Each year we look forward to the beautiful, fragrant cherry blossoms which seem to scream, “spring has finally come!” However, if the previous year was extremely dry or drought-like, we may find our spring cherry blossom display lacking. Likewise, an extremely wet growing season can also cause significant problems with cherry trees. Cherry trees can be very particular about their watering needs; too much or too little water can have drastic effects on the tree. Continue reading to learn how to water a cherry tree.
About Cherry Tree Irrigation
Cherry trees grow wild throughout much of the United States. In the wild, they easily establish in sandy-loam or even rocky soils but struggle in heavy clay soils. This is true for the home garden and orchards as well. Cherry trees require excellent draining soil to grow, blossom and fruit properly.
If soil is too dry or cherry trees experience drought stress, leaves can curl, wilt and drop. Drought stress can also cause cherry trees to produce less blossoms and fruit or lead to stunted tree growth. On the other hand, waterlogged soils or over-irrigation can lead to all sorts of nasty fungal diseases and cankers. Too much water can also suffocate cherry tree roots, causing stunted trees that don’t bloom or set fruit and can ultimately lead to plant death.
More cherry trees die from too much water than too little. That’s why learning more about cherry tree watering is so important.
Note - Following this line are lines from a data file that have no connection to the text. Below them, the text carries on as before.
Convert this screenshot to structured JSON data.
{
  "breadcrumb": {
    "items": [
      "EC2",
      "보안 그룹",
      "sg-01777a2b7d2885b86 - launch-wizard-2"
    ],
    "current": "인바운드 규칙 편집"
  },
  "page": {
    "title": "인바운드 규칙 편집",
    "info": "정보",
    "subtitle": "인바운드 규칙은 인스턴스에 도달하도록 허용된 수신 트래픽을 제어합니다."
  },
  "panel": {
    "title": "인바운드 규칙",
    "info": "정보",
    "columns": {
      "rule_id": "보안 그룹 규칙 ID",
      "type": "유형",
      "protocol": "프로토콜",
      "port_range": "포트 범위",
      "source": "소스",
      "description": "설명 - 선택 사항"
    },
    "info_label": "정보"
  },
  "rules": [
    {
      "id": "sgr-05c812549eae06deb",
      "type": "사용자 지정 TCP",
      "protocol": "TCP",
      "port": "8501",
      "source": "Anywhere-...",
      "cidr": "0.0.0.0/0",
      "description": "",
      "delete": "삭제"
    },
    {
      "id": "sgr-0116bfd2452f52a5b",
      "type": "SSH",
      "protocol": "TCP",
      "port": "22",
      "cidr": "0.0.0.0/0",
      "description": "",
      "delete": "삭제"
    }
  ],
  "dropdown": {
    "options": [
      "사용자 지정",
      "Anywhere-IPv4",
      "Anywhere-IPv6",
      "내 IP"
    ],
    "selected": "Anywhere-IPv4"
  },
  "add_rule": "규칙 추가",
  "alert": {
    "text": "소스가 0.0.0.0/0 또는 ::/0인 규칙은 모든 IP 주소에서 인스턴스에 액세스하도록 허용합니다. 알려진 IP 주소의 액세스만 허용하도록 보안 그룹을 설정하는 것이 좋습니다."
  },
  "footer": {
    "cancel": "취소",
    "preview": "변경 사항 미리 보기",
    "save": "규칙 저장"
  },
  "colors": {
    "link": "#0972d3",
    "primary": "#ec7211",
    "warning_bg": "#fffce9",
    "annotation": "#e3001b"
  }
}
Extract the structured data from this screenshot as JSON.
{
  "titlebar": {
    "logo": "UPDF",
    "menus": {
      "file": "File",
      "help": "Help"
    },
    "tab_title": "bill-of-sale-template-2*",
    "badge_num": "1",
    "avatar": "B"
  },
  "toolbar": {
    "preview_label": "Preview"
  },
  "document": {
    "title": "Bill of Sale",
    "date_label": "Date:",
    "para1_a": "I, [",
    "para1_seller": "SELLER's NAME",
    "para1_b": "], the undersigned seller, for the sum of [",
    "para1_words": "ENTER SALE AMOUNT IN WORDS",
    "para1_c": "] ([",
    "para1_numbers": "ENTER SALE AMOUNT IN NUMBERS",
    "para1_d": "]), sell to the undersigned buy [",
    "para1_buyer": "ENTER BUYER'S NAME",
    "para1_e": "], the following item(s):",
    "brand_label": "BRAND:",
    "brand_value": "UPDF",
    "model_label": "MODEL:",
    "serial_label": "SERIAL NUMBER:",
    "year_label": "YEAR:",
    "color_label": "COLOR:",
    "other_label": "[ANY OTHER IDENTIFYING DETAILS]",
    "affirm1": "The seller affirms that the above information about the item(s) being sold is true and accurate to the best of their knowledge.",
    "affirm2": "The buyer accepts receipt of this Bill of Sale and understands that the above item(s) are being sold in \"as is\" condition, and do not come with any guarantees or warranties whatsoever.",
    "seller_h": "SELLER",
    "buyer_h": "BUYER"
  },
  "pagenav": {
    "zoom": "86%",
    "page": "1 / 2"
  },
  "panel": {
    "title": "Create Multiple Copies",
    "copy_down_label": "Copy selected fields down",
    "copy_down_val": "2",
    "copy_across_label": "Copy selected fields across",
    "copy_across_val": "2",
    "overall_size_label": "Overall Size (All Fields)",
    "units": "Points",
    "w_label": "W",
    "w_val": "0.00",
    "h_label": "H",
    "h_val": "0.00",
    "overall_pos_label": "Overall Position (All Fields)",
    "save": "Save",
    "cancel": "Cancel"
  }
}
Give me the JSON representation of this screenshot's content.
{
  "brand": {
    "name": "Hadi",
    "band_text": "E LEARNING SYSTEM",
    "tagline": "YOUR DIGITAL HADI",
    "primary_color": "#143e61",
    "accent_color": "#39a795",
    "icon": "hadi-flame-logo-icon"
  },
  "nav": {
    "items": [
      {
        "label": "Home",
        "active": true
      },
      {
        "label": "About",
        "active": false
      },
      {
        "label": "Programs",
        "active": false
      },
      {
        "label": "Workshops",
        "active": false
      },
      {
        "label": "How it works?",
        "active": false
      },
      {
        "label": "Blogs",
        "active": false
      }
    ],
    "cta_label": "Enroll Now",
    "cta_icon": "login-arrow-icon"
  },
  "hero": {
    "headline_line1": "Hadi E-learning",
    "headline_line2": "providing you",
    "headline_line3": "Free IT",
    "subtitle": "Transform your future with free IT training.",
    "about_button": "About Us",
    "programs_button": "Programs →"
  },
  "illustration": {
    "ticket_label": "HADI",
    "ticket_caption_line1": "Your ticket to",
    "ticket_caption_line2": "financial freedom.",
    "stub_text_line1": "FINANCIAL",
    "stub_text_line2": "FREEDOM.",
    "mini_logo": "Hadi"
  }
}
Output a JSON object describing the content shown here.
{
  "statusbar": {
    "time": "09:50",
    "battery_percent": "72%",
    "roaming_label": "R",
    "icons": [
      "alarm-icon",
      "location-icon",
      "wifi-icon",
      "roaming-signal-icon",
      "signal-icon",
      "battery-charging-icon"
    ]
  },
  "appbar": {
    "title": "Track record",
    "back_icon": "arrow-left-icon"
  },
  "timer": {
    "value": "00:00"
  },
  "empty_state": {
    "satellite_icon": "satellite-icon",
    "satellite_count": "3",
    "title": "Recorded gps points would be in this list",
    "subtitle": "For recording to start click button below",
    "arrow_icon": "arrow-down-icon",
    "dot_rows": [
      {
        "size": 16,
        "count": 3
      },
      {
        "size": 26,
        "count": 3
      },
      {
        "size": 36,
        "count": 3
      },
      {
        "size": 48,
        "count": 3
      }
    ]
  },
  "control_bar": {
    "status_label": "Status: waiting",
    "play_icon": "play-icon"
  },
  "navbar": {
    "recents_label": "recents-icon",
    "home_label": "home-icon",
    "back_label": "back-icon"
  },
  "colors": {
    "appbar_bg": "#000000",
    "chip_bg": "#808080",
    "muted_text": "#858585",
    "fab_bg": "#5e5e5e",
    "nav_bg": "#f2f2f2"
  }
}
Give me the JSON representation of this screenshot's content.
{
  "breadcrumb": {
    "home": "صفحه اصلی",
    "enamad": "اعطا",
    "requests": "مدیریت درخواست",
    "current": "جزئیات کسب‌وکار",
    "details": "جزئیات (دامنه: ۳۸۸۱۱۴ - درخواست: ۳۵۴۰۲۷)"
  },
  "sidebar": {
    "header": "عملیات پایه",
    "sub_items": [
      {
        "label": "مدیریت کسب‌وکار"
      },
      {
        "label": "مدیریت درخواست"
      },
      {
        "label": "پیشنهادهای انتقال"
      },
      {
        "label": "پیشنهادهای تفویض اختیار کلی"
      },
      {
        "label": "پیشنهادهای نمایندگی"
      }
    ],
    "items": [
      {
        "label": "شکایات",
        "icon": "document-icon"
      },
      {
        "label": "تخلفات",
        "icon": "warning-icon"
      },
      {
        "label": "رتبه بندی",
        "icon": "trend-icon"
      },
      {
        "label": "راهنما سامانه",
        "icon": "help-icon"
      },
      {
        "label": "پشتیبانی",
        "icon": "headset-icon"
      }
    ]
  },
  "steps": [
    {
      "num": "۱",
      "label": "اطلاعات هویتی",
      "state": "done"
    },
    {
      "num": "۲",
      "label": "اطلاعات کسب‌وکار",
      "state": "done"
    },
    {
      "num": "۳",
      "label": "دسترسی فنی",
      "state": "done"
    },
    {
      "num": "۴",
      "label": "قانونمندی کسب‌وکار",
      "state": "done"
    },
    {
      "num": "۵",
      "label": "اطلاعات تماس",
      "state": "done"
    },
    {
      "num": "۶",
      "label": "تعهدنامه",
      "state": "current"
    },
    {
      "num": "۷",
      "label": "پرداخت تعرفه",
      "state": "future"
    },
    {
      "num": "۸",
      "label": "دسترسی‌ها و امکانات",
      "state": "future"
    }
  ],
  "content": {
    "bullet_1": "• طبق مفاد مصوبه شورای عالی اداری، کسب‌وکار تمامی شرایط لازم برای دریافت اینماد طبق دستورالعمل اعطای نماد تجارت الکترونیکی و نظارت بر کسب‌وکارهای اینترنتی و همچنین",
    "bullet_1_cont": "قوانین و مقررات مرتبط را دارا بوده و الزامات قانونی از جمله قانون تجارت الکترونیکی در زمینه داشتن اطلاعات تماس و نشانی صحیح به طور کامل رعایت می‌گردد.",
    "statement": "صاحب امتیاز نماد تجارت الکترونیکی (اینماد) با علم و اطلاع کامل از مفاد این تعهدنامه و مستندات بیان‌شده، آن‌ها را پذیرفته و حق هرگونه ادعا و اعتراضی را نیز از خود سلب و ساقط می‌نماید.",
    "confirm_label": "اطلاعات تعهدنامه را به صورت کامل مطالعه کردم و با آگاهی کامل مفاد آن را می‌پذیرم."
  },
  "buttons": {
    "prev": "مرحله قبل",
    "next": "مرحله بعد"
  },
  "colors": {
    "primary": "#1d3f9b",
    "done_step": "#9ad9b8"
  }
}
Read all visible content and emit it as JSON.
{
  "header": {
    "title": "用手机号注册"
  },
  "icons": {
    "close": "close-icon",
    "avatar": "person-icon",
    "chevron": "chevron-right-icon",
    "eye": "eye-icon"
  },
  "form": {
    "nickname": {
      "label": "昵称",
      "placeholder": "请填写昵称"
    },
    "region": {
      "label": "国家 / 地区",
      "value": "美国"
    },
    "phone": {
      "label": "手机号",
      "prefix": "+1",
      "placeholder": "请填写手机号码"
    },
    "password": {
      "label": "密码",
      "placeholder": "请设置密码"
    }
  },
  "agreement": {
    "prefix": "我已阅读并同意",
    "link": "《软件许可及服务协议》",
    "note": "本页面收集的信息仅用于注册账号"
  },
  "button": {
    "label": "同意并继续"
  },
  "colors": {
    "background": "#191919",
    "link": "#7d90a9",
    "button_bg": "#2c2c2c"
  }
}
Tips for Watering Cherry Trees
When planting a new cherry tree, it is important to understand cherry water needs to get the tree off to a good start. Prepare the site with soil amendments to ensure the soil drains well but will not be too dry.
After planting, watering cherry trees properly their first year is extremely important. They should be watered the first week every other day, deeply; the second week, they can be watered deeply 2-3 times; and after the second week, water cherry trees thoroughly once a week for the rest of the first season.
Adjust watering as needed in times of drought or heavy rainfall. Keeping weeds pulled around the base of cherry trees will help ensure that the roots get the water, not the weeds. Putting mulch, like wood chips, around the cherry tree root zone will also help retain soil moisture.
Established cherry trees rarely need to be watered. In your region, if you receive at least an inch (2.5 cm.) of rain every 10 days, your cherry trees should be receiving adequate water. However, in times of drought, it is important to provide them with some extra water. The best way to do this is to place the hose end directly on the soil above the root zone, then let the water run at a slow trickle or light stream for about 20 minutes.
Make sure all the soil around the root zone is thoroughly wet. You can also use a soaker hose. The slow stream of water gives the roots time to soak up the water and prevents wasted water from runoff. If drought persists, repeat this process every 7-10 days.